The Boeing X-37, also known as the Orbital Test Vehicle (OTV), is a reusable unmanned spacecraft.
The X-37B spacecraft launched aboard a United Launch Alliance Atlas V rocket from Florida’s Cape Canaveral. During its nearly 100-day trek in orbit, the X-37B has been spotted by amateur astronomers on Earth as it carries out is secret mission.
Despite the project’s general secrecy, the Air Force has been perfectly willing to release photos of the vehicle sitting on top of its Atlas V rocket at Cape Canaveral, Florida, and on the runway at Vandenberg airport Base in California where it lands, autonomously.
Project officials have revealed that the X-37B’s maneuvering engine runs on hydrazine and nitrogen tetroxide, and that it uses a different kind of thermal protection than NASA’s space shuttle did. The durations of the first three missions are a matter of public record (224 days, 469 days, and 674 days), and while the orbital parameters aren’t officially disclosed, amateur astronomers have been able to spot the mini-spaceplane through telescopes and figure out that it’s been orbiting at relatively low altitudes.

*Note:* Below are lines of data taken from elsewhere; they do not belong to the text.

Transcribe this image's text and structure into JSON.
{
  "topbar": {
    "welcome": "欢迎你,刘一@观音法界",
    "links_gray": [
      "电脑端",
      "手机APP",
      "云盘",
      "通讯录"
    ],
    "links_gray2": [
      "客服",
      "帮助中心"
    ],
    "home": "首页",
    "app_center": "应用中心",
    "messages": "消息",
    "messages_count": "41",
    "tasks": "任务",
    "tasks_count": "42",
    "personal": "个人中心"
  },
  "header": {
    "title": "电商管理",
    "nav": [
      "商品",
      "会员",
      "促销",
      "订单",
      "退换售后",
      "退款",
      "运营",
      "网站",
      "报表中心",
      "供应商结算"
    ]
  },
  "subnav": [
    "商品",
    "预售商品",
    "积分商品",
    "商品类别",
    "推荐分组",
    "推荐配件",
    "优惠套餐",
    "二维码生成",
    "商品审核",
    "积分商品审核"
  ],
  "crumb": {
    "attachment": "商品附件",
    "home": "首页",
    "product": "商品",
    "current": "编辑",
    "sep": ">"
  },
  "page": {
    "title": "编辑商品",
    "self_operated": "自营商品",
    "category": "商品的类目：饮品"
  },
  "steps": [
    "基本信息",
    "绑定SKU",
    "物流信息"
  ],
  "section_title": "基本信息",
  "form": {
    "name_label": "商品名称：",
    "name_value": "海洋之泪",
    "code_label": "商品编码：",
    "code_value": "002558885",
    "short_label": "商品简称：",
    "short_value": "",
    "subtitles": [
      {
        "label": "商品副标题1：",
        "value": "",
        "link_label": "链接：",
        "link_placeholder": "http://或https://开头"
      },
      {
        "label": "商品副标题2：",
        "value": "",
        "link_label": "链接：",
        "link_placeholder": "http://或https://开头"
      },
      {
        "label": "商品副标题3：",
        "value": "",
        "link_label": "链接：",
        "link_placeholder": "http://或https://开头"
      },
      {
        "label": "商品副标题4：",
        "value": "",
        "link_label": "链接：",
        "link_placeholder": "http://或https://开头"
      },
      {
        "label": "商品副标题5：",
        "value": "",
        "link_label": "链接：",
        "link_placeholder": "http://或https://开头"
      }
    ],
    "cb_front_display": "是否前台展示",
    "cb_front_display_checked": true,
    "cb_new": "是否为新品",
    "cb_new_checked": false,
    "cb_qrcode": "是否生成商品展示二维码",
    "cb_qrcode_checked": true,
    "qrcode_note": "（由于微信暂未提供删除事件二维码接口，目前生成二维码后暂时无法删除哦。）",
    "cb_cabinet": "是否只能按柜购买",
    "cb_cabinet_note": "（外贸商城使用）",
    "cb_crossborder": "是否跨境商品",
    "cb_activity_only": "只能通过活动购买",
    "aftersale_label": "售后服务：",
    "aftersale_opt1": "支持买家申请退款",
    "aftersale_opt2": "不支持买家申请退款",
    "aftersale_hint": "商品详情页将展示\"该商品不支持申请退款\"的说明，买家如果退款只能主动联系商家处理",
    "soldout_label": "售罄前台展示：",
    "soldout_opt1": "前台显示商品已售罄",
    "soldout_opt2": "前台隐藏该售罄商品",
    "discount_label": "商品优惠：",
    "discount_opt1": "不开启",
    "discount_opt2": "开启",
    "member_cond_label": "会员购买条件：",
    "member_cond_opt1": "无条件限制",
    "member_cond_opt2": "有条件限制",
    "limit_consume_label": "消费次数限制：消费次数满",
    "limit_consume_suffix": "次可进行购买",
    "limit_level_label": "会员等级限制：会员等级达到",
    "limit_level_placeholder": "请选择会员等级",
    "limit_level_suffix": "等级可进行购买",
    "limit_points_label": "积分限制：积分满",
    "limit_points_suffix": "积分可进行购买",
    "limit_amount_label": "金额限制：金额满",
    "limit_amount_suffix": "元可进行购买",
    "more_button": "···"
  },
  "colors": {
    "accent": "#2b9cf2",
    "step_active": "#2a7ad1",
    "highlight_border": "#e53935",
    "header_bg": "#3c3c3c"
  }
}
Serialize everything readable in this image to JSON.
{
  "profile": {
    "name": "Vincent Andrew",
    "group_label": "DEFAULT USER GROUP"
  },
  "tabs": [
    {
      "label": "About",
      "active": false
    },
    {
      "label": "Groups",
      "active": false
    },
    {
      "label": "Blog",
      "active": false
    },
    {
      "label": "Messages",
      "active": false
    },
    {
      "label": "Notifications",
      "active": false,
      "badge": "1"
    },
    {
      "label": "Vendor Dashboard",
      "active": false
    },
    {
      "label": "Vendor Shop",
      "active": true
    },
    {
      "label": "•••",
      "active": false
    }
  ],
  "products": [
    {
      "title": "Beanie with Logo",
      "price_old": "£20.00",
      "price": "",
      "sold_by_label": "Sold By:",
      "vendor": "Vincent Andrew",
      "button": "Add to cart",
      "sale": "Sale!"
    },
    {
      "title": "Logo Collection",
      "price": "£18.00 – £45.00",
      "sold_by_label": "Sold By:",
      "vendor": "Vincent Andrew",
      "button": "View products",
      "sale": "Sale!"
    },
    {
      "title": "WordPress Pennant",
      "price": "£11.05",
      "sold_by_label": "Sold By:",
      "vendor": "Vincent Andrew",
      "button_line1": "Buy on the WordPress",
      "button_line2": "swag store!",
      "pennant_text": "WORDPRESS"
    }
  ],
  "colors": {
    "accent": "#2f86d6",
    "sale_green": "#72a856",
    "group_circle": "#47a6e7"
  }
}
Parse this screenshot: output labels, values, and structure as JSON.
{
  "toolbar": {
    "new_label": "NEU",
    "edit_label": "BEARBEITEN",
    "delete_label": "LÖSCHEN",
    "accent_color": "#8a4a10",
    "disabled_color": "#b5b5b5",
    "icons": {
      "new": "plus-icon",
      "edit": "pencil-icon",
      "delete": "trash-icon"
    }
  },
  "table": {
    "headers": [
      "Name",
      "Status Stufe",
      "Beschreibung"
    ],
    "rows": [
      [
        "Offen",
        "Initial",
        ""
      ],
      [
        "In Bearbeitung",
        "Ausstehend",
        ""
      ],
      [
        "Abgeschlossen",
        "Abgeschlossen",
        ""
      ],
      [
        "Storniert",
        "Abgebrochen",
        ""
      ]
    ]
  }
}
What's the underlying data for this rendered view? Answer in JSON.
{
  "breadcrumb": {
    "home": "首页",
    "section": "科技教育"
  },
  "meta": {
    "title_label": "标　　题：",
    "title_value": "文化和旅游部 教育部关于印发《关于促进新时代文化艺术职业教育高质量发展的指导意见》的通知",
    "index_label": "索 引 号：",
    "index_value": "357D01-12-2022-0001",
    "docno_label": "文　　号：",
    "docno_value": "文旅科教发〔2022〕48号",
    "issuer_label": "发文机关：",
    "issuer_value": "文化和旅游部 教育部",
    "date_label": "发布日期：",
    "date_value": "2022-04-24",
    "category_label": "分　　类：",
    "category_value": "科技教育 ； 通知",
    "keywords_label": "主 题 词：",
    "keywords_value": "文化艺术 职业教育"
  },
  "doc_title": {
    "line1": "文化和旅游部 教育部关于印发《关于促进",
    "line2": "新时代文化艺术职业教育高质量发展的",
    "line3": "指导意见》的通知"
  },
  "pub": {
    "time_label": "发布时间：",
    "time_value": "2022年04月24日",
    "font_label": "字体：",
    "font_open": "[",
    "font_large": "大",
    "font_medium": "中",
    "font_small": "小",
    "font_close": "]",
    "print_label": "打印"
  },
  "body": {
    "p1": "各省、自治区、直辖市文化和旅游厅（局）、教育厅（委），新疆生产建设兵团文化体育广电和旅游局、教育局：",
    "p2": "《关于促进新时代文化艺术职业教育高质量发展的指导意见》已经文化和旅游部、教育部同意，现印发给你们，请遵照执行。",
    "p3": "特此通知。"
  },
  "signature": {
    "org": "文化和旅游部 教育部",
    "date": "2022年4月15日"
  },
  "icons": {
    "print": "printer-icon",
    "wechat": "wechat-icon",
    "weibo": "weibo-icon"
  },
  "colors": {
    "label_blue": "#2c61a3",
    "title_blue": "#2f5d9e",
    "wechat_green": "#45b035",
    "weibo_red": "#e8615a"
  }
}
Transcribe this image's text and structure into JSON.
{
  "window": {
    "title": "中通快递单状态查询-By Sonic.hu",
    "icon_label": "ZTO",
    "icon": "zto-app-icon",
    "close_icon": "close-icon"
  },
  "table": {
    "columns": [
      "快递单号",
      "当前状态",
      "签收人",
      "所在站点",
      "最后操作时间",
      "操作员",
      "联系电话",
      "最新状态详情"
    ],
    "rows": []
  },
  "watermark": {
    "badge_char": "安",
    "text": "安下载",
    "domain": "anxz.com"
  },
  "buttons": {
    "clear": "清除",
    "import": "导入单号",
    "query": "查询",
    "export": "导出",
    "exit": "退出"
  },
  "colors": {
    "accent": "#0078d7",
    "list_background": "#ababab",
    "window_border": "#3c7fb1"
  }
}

At an aerospace meeting in 2011, Arthur Grantz, a chief engineer with Boeing, the company that built the X-37B, said that the program had been evaluating the vehicle’s autonomous navigation and other systems.
Video Credits: Michael Martin